= What is being asked =
Look for the word "Player" in the entries below, then copy every line that has it.

= Provided data =
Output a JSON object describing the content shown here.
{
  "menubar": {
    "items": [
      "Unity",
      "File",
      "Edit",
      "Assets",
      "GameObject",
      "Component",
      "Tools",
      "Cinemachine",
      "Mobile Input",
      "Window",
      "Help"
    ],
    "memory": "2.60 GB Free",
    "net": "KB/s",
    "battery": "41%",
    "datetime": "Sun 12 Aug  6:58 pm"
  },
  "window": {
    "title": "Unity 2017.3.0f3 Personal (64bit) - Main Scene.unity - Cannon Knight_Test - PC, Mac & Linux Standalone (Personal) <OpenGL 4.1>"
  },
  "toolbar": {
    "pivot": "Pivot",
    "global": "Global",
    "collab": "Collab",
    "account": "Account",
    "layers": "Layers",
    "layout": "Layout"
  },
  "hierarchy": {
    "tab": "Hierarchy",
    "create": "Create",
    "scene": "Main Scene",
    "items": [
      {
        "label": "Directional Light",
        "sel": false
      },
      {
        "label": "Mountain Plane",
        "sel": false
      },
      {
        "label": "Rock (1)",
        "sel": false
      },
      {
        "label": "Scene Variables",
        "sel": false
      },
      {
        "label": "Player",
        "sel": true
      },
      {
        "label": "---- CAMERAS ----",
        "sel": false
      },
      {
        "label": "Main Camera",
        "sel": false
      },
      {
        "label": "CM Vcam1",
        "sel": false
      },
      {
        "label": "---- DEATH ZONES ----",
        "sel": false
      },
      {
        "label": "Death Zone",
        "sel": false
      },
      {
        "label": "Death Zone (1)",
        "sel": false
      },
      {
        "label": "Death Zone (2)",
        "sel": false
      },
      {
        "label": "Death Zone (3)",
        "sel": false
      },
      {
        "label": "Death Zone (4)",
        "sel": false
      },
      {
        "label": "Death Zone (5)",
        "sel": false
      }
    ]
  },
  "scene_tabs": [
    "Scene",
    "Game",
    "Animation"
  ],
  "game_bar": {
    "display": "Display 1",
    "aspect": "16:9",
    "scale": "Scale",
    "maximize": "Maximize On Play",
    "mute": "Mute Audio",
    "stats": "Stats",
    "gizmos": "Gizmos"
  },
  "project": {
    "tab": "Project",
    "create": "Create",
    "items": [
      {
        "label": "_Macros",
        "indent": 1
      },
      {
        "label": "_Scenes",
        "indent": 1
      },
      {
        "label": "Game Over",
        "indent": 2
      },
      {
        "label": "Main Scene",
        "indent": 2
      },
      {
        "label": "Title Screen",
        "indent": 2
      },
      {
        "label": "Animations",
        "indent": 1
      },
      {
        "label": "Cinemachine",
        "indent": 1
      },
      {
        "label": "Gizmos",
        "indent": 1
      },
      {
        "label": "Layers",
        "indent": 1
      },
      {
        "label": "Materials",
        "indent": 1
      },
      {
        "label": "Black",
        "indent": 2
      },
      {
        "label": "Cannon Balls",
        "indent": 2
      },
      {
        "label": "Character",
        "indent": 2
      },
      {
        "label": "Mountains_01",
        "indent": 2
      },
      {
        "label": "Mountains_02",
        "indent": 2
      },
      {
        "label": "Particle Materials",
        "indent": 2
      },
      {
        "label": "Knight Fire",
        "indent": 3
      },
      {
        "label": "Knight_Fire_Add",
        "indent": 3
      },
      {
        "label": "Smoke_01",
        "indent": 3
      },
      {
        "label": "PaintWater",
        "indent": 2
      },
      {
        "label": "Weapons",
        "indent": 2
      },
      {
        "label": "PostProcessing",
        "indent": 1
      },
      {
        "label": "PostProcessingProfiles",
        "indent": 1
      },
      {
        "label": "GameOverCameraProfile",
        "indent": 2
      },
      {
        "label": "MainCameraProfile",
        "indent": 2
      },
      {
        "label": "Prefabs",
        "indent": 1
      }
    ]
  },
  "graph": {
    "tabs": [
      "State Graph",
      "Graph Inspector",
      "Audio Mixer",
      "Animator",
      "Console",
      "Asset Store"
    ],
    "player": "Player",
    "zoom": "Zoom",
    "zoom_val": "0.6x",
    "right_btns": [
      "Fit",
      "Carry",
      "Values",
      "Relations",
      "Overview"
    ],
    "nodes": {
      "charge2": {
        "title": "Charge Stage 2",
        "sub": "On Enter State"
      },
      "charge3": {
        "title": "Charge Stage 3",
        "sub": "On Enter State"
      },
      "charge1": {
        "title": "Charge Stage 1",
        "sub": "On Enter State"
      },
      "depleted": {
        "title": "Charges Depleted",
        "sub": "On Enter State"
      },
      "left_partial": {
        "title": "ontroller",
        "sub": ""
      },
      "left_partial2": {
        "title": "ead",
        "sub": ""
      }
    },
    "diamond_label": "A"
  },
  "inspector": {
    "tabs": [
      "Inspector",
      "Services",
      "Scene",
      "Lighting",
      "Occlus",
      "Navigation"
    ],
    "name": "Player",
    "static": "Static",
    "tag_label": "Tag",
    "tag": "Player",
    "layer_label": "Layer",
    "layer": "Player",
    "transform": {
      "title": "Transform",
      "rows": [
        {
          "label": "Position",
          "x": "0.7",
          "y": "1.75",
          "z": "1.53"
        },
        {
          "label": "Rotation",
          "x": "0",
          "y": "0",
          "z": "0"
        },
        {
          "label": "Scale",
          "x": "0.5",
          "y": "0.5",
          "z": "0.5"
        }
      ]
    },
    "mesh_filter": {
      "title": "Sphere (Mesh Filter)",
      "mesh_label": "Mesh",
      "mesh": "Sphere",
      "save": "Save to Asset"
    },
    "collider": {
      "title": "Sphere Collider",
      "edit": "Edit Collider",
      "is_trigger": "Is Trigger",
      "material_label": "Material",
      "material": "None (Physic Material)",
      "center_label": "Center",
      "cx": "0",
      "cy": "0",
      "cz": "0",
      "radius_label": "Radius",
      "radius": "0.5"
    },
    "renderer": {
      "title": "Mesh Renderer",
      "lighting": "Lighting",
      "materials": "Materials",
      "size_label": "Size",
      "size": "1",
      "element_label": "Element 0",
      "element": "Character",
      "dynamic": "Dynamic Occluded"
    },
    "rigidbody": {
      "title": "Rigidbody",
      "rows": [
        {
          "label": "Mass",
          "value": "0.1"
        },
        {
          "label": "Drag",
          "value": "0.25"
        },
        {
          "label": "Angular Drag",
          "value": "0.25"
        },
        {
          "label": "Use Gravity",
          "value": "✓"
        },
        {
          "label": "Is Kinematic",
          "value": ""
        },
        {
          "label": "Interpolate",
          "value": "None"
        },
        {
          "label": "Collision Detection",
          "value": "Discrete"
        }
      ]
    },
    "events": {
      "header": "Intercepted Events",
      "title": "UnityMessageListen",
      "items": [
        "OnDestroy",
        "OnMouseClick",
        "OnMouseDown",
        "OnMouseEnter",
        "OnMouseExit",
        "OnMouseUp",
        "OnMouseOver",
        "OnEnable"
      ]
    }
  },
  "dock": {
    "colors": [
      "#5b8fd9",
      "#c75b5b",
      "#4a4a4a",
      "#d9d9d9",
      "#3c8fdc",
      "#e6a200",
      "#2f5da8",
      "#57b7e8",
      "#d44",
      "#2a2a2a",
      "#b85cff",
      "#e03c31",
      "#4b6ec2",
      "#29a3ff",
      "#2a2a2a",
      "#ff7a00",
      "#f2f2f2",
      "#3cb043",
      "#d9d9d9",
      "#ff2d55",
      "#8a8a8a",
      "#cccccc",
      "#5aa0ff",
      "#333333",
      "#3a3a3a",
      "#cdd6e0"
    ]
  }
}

= Your response =
        "label": "Player",
    "player": "Player",
    "name": "Player",
    "tag": "Player",
    "layer": "Player",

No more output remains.